* **The records**:

--- START ---

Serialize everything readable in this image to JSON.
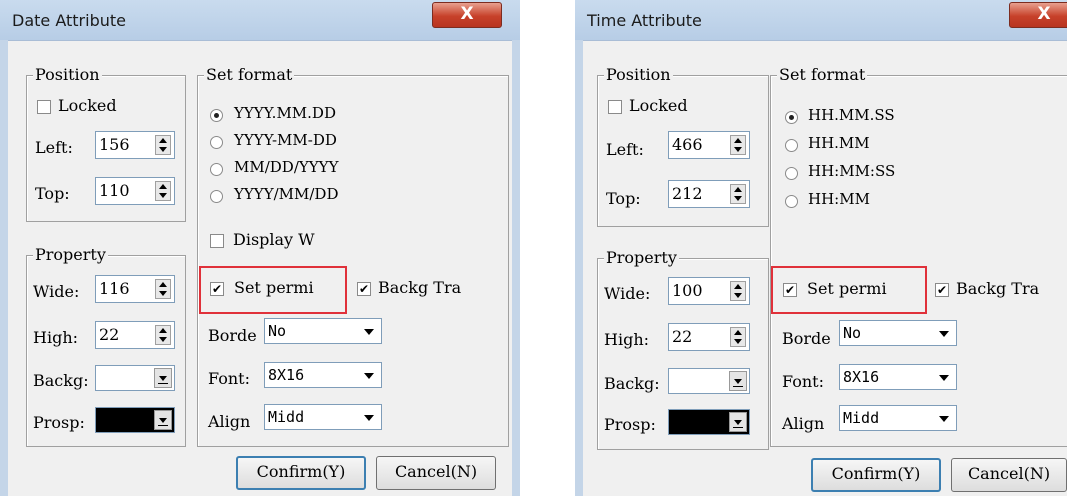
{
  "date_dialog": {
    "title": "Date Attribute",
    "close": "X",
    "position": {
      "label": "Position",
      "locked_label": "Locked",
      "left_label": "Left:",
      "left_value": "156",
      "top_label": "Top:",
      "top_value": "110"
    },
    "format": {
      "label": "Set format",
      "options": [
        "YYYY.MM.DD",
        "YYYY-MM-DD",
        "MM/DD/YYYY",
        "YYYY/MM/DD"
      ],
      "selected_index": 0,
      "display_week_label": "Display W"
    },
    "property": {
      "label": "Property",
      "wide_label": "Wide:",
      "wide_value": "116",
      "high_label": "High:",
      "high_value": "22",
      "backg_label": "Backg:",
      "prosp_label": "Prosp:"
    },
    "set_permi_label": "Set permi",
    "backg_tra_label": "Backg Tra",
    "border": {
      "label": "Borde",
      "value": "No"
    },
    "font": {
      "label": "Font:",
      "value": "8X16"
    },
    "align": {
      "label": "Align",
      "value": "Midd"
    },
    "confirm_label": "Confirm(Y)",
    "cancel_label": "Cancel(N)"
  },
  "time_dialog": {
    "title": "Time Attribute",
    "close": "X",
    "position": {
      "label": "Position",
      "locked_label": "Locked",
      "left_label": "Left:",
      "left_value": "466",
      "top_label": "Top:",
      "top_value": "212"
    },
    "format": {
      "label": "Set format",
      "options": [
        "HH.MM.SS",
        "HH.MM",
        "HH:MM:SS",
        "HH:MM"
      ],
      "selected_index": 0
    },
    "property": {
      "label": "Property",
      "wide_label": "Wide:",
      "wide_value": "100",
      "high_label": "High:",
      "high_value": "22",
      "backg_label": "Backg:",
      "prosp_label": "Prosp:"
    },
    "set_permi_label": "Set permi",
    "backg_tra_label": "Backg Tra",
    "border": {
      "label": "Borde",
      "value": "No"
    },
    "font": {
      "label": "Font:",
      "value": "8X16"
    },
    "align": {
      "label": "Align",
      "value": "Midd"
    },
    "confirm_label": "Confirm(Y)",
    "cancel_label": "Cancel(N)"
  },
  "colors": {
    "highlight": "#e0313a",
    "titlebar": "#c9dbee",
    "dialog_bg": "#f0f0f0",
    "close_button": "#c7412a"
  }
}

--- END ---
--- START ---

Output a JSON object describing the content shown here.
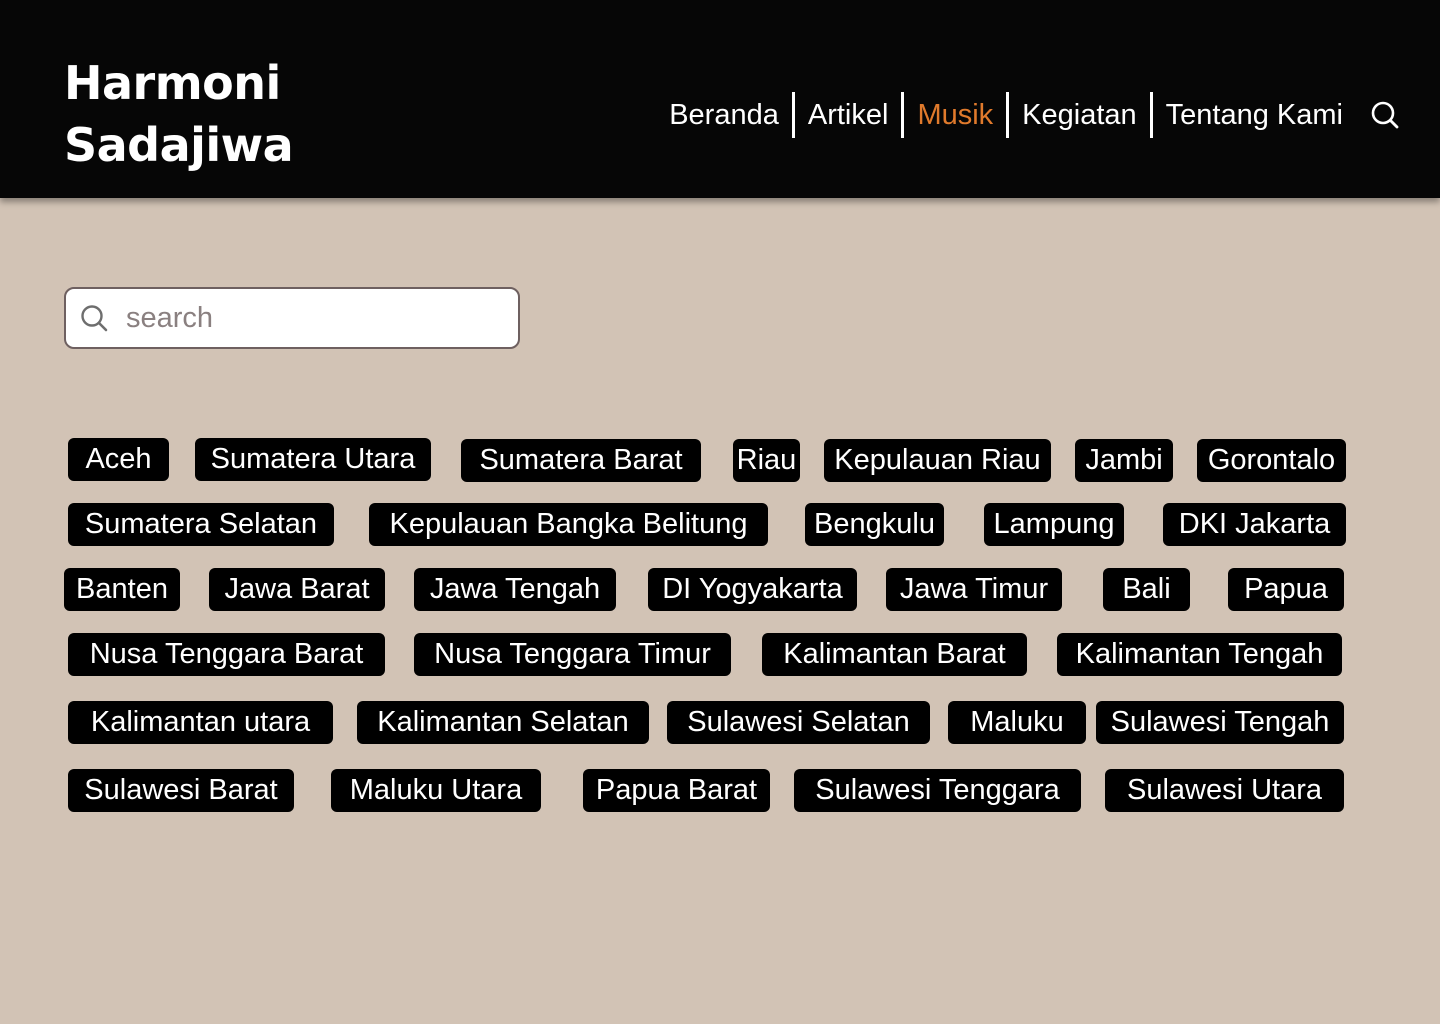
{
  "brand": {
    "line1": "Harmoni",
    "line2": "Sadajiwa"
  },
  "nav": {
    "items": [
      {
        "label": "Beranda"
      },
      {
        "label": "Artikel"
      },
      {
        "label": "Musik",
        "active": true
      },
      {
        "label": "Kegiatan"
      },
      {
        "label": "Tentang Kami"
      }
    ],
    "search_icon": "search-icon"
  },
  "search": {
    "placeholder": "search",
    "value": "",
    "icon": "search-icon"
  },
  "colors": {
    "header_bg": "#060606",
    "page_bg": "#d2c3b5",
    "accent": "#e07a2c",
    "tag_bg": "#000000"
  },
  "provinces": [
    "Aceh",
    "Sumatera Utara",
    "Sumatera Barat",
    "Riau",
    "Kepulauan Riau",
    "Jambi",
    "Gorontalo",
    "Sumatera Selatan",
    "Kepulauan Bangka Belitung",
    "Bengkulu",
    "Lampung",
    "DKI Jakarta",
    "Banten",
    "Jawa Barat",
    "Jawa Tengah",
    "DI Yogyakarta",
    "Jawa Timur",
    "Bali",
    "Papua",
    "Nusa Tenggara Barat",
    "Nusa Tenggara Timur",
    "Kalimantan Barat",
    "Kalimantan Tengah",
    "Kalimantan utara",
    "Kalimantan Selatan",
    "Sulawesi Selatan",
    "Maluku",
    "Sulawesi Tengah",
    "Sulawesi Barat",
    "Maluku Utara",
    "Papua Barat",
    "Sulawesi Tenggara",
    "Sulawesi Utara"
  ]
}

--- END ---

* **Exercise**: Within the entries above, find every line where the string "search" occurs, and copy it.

* **Reply**:
    "search_icon": "search-icon"
  "search": {
    "placeholder": "search",
    "icon": "search-icon"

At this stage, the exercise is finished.